ABU DHABI // Manny Pacquiao dedicated his world welterweight title win against the American Brandon Rios on Sunday to the victims of Typhoon Haiyan in his country.
Pacquiao, 34, had suffered two consecutive defeats and he was hoping to re-establish his reputation as one of the world’s best fighters after a brutal knockout by Juan Manuel Marquez last year.
In the UAE, thousands of Filipinos gathered at cafes and restaurants in the early hours to see their compatriot fight.
The WBO International Welterweight fight dubbed “Clash in Cotai” was broadcast live from The Venetian in Macau.
At the Philippine House Restaurant on Najda Street, more than 150 fans watched the action on three 45-inch flat screen televisions.
Bleary-eyed boxing aficionados packed the restaurant as early as 6am. The fight did not start until two and a half hours later, after four undercard bouts.
Pacquiao, the winner of world titles across eight divisions, was desperate to break his losing streak.
Fans enthusiastically clapped, shouted, threw punches into the air and ducked their heads with each blow Pacquiao rained down on Rios throughout the 12 rounds.
Marjorie Aguilar, 31, a hotel receptionist, was one of two women in a predominantly male crowd.
“I’m a certified Pacquiao fan and usually watch his fights at home,” she said. “We saw how he was so determined to win for the Yolanda victims.”
Pacquiao’s victory was seen to bring hope and inspiration to the victims of Super Typhoon Haiyan, locally known as Yolanda, which struck the country on November 8. The typhoon left thousands dead and 1.6 million homeless.
“Now is the time for Pacquiao to fight Floyd Mayweather,” said Perfecto Credo, 54, who works for Esnaad, a subsidiary of Adnoc. “He doesn’t need to take on Marquez to prove that he’s a better fighter.”
Mr Credo arrived at the restaurant at 5am to watch a fight live for the first time.
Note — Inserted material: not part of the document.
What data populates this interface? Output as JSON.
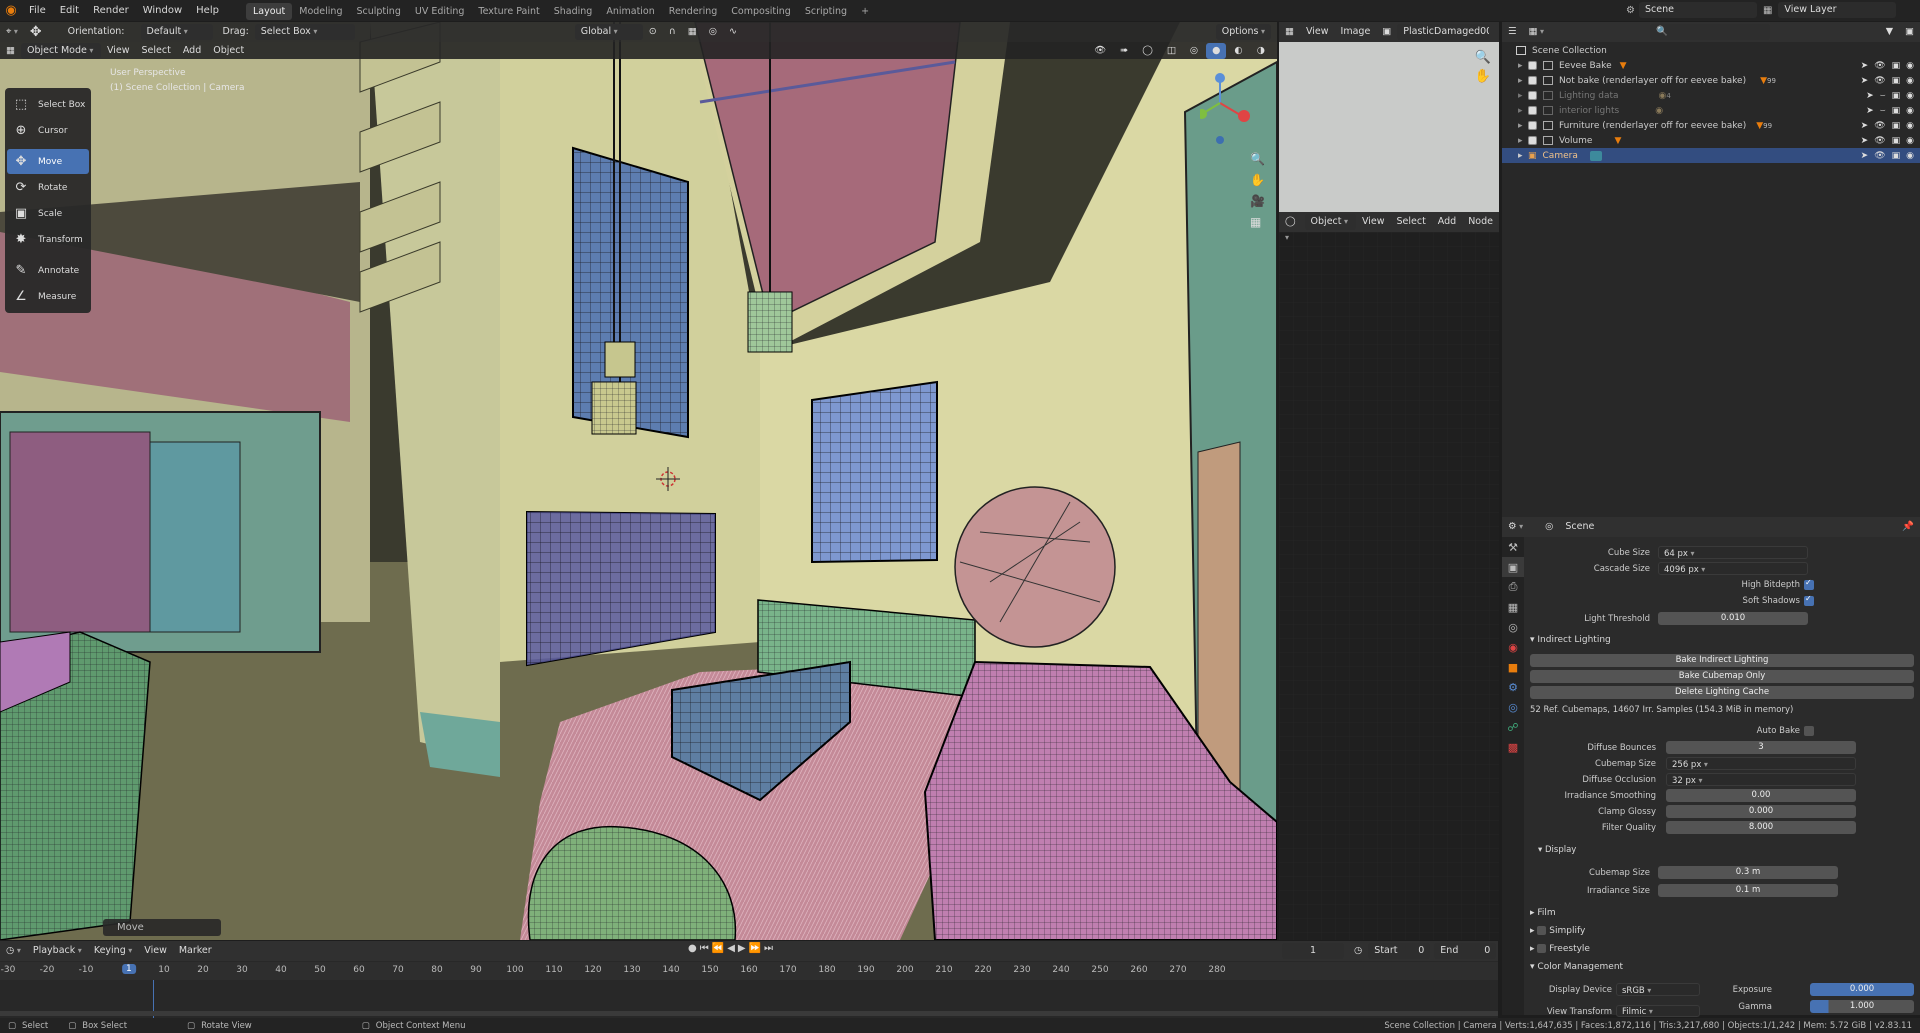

His work usually takes him offshore.
His colleague Anselmo Espia, 40, said: “We saw how hungry he was to win this time around. He’s really strong and well prepared for this fight. He’s truly our national hero.”
Kevin Zafra, 29, an aircraft mechanic, was initially unsure about a Pacquiao victory.
“He had a great performance,” Mr Zafra said. “He’s back. He’s the best fighter there is.”
A roar erupted when Pacquiao was awarded the victory by unanimous decision.
“We know how much he is an inspiration to all Filipinos,” said Cristopher Harina, 30, a cabin aircraft technician. “He has truly won back the trust and faith of all boxing fans in his strength, agility and resilience.”